HL Deb 25 March 1912 vol 11 c617


Order of the Day for the Second Reading read.


My Lords, this is a Bill which requires a very short preface indeed. Its object is to remove doubts as to the validity of certain marriages solemnised in the Empire of Japan, one or both of the parties being British subjects. Before July 16, 1899, certain conditions regulated marriages in Japan, and marriages continued after that date to be celebrated in accordance with the old rules, but the effect of surrendering the extra-territorial jurisdiction was to imperil the validity of such marriages. Accordingly, it is only fair that marriages solemnised in good faith and in reliance on the continuance of the law should be made valid, subject to certain conditions—namely, that the Bill shall not render valid any marriage which before the passing of the Bill had been declared invalid by any Court of competent jurisdiction, or affect any right dependent on the validity or invalidity thereof, or render valid any marriage either of the parties to which has subsequently during the life of the other lawfully intermarried with any other person.

Moved, That the Bill be now read 2a.—(Earl Loreburn.)

On Question, Bill read 2a, and committed to a Committee of the Whole House To-morrow.
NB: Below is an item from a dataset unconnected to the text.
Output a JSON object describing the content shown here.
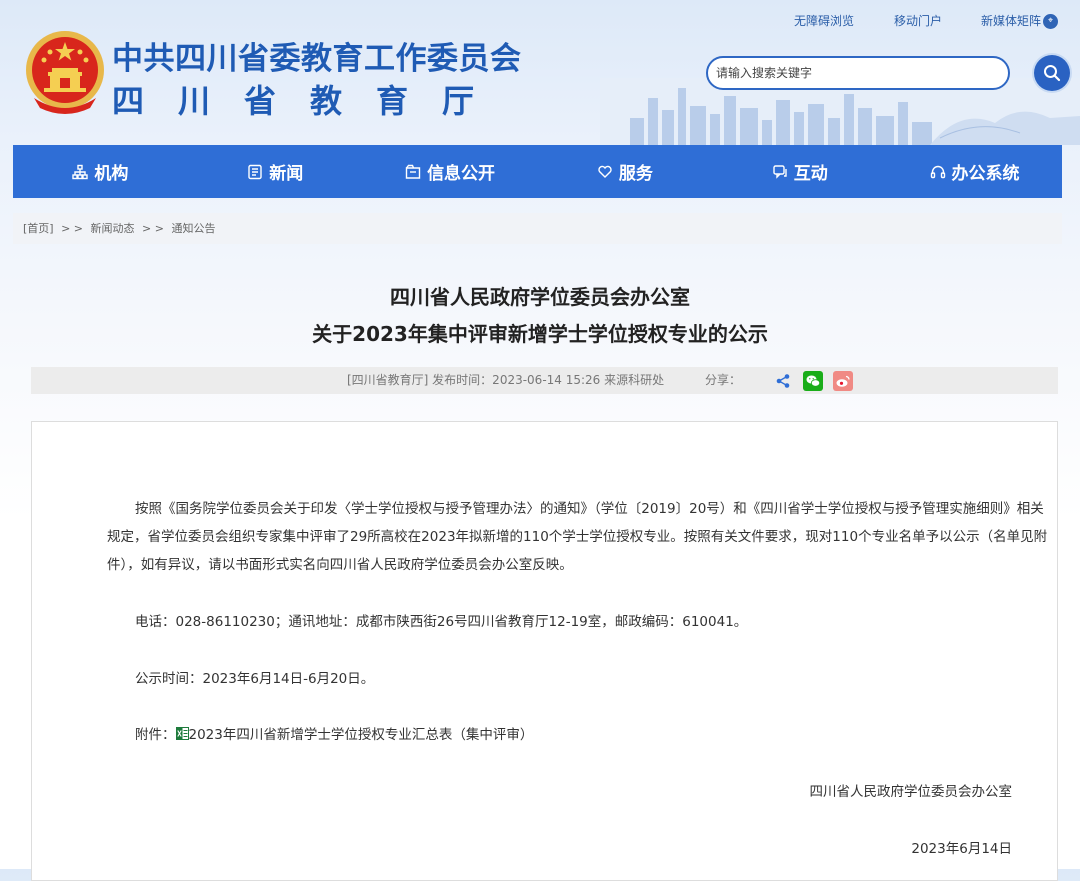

House adjourned at twenty-five minutes before Five o'clock, till To-morrow, half-past Ten o'clock.